▸ **Work task**: Return each entry below without any alteration.

▬▬▬

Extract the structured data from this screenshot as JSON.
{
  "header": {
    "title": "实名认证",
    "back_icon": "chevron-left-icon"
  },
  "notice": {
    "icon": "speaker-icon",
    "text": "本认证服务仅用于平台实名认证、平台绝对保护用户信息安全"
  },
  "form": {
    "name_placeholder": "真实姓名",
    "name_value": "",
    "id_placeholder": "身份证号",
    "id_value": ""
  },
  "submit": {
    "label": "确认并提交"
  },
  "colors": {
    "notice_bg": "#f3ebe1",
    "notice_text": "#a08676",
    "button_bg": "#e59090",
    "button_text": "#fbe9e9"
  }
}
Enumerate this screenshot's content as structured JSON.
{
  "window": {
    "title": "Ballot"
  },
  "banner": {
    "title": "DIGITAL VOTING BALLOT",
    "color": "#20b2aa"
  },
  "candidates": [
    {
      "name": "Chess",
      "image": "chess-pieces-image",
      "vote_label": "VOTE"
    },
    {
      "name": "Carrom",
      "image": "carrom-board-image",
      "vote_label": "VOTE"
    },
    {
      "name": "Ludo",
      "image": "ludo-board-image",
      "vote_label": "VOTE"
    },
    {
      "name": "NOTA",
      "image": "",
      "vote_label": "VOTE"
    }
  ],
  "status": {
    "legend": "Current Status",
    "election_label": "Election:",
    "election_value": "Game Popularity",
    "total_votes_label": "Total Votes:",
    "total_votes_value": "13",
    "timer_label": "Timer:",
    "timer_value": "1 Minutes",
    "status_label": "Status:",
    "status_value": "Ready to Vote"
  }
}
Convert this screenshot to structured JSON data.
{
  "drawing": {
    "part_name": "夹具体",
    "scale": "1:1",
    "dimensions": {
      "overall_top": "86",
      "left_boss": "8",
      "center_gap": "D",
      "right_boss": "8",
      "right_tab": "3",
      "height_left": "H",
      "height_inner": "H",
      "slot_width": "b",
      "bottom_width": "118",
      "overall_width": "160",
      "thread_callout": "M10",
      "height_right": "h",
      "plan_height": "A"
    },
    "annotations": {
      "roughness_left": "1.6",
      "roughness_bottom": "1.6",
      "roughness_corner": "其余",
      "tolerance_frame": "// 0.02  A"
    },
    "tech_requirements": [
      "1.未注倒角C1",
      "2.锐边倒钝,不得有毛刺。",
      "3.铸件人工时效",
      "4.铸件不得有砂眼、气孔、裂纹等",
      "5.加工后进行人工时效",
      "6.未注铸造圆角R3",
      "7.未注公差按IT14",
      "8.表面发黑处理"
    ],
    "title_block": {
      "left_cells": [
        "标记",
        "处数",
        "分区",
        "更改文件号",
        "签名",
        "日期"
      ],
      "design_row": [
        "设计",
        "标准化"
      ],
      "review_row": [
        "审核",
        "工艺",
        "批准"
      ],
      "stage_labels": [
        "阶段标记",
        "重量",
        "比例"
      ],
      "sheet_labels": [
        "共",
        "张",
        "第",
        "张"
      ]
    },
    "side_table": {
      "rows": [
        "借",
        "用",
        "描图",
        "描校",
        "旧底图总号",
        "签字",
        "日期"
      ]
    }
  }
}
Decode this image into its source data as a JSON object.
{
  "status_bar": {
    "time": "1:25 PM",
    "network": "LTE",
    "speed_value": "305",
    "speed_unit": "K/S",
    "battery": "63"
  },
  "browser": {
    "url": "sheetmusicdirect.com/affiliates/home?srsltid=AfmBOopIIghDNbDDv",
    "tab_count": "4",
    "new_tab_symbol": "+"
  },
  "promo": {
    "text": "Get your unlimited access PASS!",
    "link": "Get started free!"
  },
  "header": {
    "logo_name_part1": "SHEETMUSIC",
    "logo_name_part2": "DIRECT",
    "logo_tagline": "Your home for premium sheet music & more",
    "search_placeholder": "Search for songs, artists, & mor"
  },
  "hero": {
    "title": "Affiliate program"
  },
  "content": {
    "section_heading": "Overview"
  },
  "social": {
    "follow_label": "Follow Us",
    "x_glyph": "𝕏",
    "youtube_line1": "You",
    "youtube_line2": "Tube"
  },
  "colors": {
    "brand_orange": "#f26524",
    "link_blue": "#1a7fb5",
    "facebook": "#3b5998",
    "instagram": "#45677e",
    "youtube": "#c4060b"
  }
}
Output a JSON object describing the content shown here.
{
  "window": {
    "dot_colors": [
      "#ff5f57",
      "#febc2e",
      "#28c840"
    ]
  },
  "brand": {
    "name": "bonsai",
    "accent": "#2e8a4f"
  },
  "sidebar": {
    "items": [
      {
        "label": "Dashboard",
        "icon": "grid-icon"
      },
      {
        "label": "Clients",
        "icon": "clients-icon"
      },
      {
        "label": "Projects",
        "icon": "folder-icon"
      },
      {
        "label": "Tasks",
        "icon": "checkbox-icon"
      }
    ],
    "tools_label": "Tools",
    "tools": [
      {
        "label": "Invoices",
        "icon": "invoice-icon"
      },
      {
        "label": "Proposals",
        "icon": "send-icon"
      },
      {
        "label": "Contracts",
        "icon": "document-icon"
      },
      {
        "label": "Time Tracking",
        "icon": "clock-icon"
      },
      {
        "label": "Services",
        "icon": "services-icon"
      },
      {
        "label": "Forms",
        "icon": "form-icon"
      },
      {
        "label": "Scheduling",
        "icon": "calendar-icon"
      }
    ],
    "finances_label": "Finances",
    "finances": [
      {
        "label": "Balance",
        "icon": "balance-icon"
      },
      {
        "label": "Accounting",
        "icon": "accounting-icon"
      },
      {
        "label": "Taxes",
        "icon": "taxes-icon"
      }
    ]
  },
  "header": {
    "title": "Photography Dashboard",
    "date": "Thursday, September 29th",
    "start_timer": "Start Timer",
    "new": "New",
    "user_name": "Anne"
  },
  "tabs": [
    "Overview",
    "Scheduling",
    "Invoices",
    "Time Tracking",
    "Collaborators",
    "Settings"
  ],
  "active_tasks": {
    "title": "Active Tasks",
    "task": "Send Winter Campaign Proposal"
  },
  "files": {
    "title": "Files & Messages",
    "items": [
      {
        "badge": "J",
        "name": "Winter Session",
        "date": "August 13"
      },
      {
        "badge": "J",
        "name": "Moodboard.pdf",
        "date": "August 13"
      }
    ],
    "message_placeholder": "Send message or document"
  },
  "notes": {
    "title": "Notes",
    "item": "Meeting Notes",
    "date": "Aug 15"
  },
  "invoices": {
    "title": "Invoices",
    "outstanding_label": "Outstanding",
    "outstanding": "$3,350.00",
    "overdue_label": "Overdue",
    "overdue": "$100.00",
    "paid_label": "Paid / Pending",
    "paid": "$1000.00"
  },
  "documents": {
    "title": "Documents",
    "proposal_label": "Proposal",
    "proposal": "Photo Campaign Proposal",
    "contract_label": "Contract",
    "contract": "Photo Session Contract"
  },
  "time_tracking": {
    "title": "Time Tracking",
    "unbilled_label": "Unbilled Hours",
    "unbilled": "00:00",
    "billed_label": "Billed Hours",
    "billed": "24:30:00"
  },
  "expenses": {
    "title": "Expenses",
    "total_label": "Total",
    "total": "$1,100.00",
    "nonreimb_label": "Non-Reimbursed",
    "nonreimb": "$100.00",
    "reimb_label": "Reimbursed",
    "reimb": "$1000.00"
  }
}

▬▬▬

▸ **Your solution**:
Extract the structured data from this screenshot as JSON.
{
  "header": {
    "title": "实名认证",
    "back_icon": "chevron-left-icon"
  },
  "notice": {
    "icon": "speaker-icon",
    "text": "本认证服务仅用于平台实名认证、平台绝对保护用户信息安全"
  },
  "form": {
    "name_placeholder": "真实姓名",
    "name_value": "",
    "id_placeholder": "身份证号",
    "id_value": ""
  },
  "submit": {
    "label": "确认并提交"
  },
  "colors": {
    "notice_bg": "#f3ebe1",
    "notice_text": "#a08676",
    "button_bg": "#e59090",
    "button_text": "#fbe9e9"
  }
}
Enumerate this screenshot's content as structured JSON.
{
  "window": {
    "title": "Ballot"
  },
  "banner": {
    "title": "DIGITAL VOTING BALLOT",
    "color": "#20b2aa"
  },
  "candidates": [
    {
      "name": "Chess",
      "image": "chess-pieces-image",
      "vote_label": "VOTE"
    },
    {
      "name": "Carrom",
      "image": "carrom-board-image",
      "vote_label": "VOTE"
    },
    {
      "name": "Ludo",
      "image": "ludo-board-image",
      "vote_label": "VOTE"
    },
    {
      "name": "NOTA",
      "image": "",
      "vote_label": "VOTE"
    }
  ],
  "status": {
    "legend": "Current Status",
    "election_label": "Election:",
    "election_value": "Game Popularity",
    "total_votes_label": "Total Votes:",
    "total_votes_value": "13",
    "timer_label": "Timer:",
    "timer_value": "1 Minutes",
    "status_label": "Status:",
    "status_value": "Ready to Vote"
  }
}
Convert this screenshot to structured JSON data.
{
  "drawing": {
    "part_name": "夹具体",
    "scale": "1:1",
    "dimensions": {
      "overall_top": "86",
      "left_boss": "8",
      "center_gap": "D",
      "right_boss": "8",
      "right_tab": "3",
      "height_left": "H",
      "height_inner": "H",
      "slot_width": "b",
      "bottom_width": "118",
      "overall_width": "160",
      "thread_callout": "M10",
      "height_right": "h",
      "plan_height": "A"
    },
    "annotations": {
      "roughness_left": "1.6",
      "roughness_bottom": "1.6",
      "roughness_corner": "其余",
      "tolerance_frame": "// 0.02  A"
    },
    "tech_requirements": [
      "1.未注倒角C1",
      "2.锐边倒钝,不得有毛刺。",
      "3.铸件人工时效",
      "4.铸件不得有砂眼、气孔、裂纹等",
      "5.加工后进行人工时效",
      "6.未注铸造圆角R3",
      "7.未注公差按IT14",
      "8.表面发黑处理"
    ],
    "title_block": {
      "left_cells": [
        "标记",
        "处数",
        "分区",
        "更改文件号",
        "签名",
        "日期"
      ],
      "design_row": [
        "设计",
        "标准化"
      ],
      "review_row": [
        "审核",
        "工艺",
        "批准"
      ],
      "stage_labels": [
        "阶段标记",
        "重量",
        "比例"
      ],
      "sheet_labels": [
        "共",
        "张",
        "第",
        "张"
      ]
    },
    "side_table": {
      "rows": [
        "借",
        "用",
        "描图",
        "描校",
        "旧底图总号",
        "签字",
        "日期"
      ]
    }
  }
}
Decode this image into its source data as a JSON object.
{
  "status_bar": {
    "time": "1:25 PM",
    "network": "LTE",
    "speed_value": "305",
    "speed_unit": "K/S",
    "battery": "63"
  },
  "browser": {
    "url": "sheetmusicdirect.com/affiliates/home?srsltid=AfmBOopIIghDNbDDv",
    "tab_count": "4",
    "new_tab_symbol": "+"
  },
  "promo": {
    "text": "Get your unlimited access PASS!",
    "link": "Get started free!"
  },
  "header": {
    "logo_name_part1": "SHEETMUSIC",
    "logo_name_part2": "DIRECT",
    "logo_tagline": "Your home for premium sheet music & more",
    "search_placeholder": "Search for songs, artists, & mor"
  },
  "hero": {
    "title": "Affiliate program"
  },
  "content": {
    "section_heading": "Overview"
  },
  "social": {
    "follow_label": "Follow Us",
    "x_glyph": "𝕏",
    "youtube_line1": "You",
    "youtube_line2": "Tube"
  },
  "colors": {
    "brand_orange": "#f26524",
    "link_blue": "#1a7fb5",
    "facebook": "#3b5998",
    "instagram": "#45677e",
    "youtube": "#c4060b"
  }
}
Output a JSON object describing the content shown here.
{
  "window": {
    "dot_colors": [
      "#ff5f57",
      "#febc2e",
      "#28c840"
    ]
  },
  "brand": {
    "name": "bonsai",
    "accent": "#2e8a4f"
  },
  "sidebar": {
    "items": [
      {
        "label": "Dashboard",
        "icon": "grid-icon"
      },
      {
        "label": "Clients",
        "icon": "clients-icon"
      },
      {
        "label": "Projects",
        "icon": "folder-icon"
      },
      {
        "label": "Tasks",
        "icon": "checkbox-icon"
      }
    ],
    "tools_label": "Tools",
    "tools": [
      {
        "label": "Invoices",
        "icon": "invoice-icon"
      },
      {
        "label": "Proposals",
        "icon": "send-icon"
      },
      {
        "label": "Contracts",
        "icon": "document-icon"
      },
      {
        "label": "Time Tracking",
        "icon": "clock-icon"
      },
      {
        "label": "Services",
        "icon": "services-icon"
      },
      {
        "label": "Forms",
        "icon": "form-icon"
      },
      {
        "label": "Scheduling",
        "icon": "calendar-icon"
      }
    ],
    "finances_label": "Finances",
    "finances": [
      {
        "label": "Balance",
        "icon": "balance-icon"
      },
      {
        "label": "Accounting",
        "icon": "accounting-icon"
      },
      {
        "label": "Taxes",
        "icon": "taxes-icon"
      }
    ]
  },
  "header": {
    "title": "Photography Dashboard",
    "date": "Thursday, September 29th",
    "start_timer": "Start Timer",
    "new": "New",
    "user_name": "Anne"
  },
  "tabs": [
    "Overview",
    "Scheduling",
    "Invoices",
    "Time Tracking",
    "Collaborators",
    "Settings"
  ],
  "active_tasks": {
    "title": "Active Tasks",
    "task": "Send Winter Campaign Proposal"
  },
  "files": {
    "title": "Files & Messages",
    "items": [
      {
        "badge": "J",
        "name": "Winter Session",
        "date": "August 13"
      },
      {
        "badge": "J",
        "name": "Moodboard.pdf",
        "date": "August 13"
      }
    ],
    "message_placeholder": "Send message or document"
  },
  "notes": {
    "title": "Notes",
    "item": "Meeting Notes",
    "date": "Aug 15"
  },
  "invoices": {
    "title": "Invoices",
    "outstanding_label": "Outstanding",
    "outstanding": "$3,350.00",
    "overdue_label": "Overdue",
    "overdue": "$100.00",
    "paid_label": "Paid / Pending",
    "paid": "$1000.00"
  },
  "documents": {
    "title": "Documents",
    "proposal_label": "Proposal",
    "proposal": "Photo Campaign Proposal",
    "contract_label": "Contract",
    "contract": "Photo Session Contract"
  },
  "time_tracking": {
    "title": "Time Tracking",
    "unbilled_label": "Unbilled Hours",
    "unbilled": "00:00",
    "billed_label": "Billed Hours",
    "billed": "24:30:00"
  },
  "expenses": {
    "title": "Expenses",
    "total_label": "Total",
    "total": "$1,100.00",
    "nonreimb_label": "Non-Reimbursed",
    "nonreimb": "$100.00",
    "reimb_label": "Reimbursed",
    "reimb": "$1000.00"
  }
}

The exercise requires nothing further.